This thesis deals with evaluating the performance of Presto in processing big RDF data against Apache Hive. A comparative analysis was also conducted against 4store, a native RDF store. To evaluate the performance Presto for big RDF data processing, a map-reduce program and a compiler, based on Flex and Bison, were implemented. The map-reduce program loads RDF data into HDFS while the compiler translates SPARQL queries into a subset of SQL that Presto (and Hive) can understand. The evaluation was done on four and eight node Linux clusters installed on Microsoft Windows Azure platform with RDF datasets of size 10, 20, and 30 million triples. The results of the experiment show that Presto has a much higher performance than Hive can be used to process big RDF data. The thesis also proposes an architecture based on Presto, Presto-RDF, that can be used to process big RDF data.
To facilitate rapid, correct, efficient, and intuitive development of graph based solutions we propose a new programming language construct - the search statement. Given a supra-root node, a procedure which determines the children of a given parent node, and optional definitions of the fail-fast acceptance or rejection of a solution, the search statement can conduct a search over any graph or network. Structurally, this statement is modelled after the common switch statement and is put into a largely imperative/procedural context to allow for immediate and intuitive development by most programmers. The Go programming language has been used as a foundation and proof-of-concept of the search statement. A Go compiler is provided which implements this construct.
Users are spoilt for choices. It would be very helpful for them to make a choice if there is a single place where they can visually compare the offerings of various MOOC providers for the course they are interested in. Previous work has been done in this area through the MOOCLink project that involved integrating data from Coursera, EdX, and Udacity and generation of linked data, i.e. Resource Description Framework (RDF) triples.
The research objective of this thesis is to determine a methodology by which the quality
of data available through the MOOCLink application is maintained, as there are lots of new courses being constantly added and old courses being removed by data providers. This thesis presents the integration of data from various MOOC providers and algorithms for incrementally updating linked data to maintain their quality and compare it against a naïve approach in order to constantly keep the users engaged with up-to-date data. A master threshold value was determined through experiments and analysis that quantifies one algorithm being better than the other in terms of time efficiency. An evaluation of the tool shows the effectiveness of the algorithms presented in this thesis.
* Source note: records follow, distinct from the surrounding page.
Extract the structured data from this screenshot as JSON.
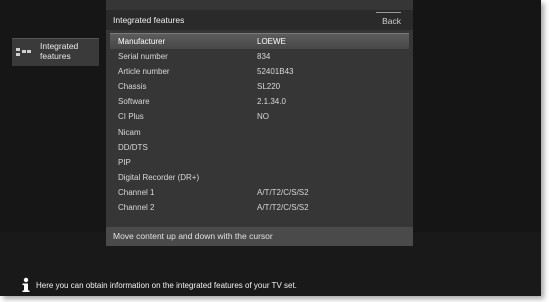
{
  "window": {
    "title": "Integrated features",
    "back_label": "Back"
  },
  "sidebar": {
    "items": [
      {
        "label": "Integrated\nfeatures",
        "icon": "menu-grid-icon"
      }
    ]
  },
  "features": [
    {
      "label": "Manufacturer",
      "value": "LOEWE",
      "selected": true
    },
    {
      "label": "Serial number",
      "value": "834"
    },
    {
      "label": "Article number",
      "value": "52401B43"
    },
    {
      "label": "Chassis",
      "value": "SL220"
    },
    {
      "label": "Software",
      "value": "2.1.34.0"
    },
    {
      "label": "CI Plus",
      "value": "NO"
    },
    {
      "label": "Nicam",
      "value": ""
    },
    {
      "label": "DD/DTS",
      "value": ""
    },
    {
      "label": "PIP",
      "value": ""
    },
    {
      "label": "Digital Recorder (DR+)",
      "value": ""
    },
    {
      "label": "Channel 1",
      "value": "A/T/T2/C/S/S2"
    },
    {
      "label": "Channel 2",
      "value": "A/T/T2/C/S/S2"
    }
  ],
  "hint": "Move content up and down with the cursor",
  "info": {
    "icon": "info-icon",
    "text": "Here you can obtain information on the integrated features of your TV set."
  }
}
User interface development on iOS is in a major transitionary state as Apple introduces a declarative and interactive framework called SwiftUI. SwiftUI’s success depends on how well it integrates its new tooling for novice developers. This paper will demonstrate and discuss where SwiftUI succeeds and fails at carving a new path for user interface development for new developers. This is done by comparisons against its existing imperative UI framework UIKit as well as elaborating on the background of SwiftUI and examples of how SwiftUI works to help developers. The paper will also discuss what exactly led to SwiftUI and how it is currently faring on Apple's latest operating systems. SwiftUI is a framework growing and evolving to serve the needs of 5 very different platforms with code that claims to be simpler to write and easier to deploy. The world of UI programming in iOS has been dominated by a Storyboard canvas for years, but SwiftUI claims to link this graphic-first development process with the code programmers are used to by keeping them side by side in constant sync. This bold move requires interactive programming capable of recompilation on the fly. As this paper will discuss, SwiftUI has garnered a community of developers giving it the main property it needs to succeed: a component library.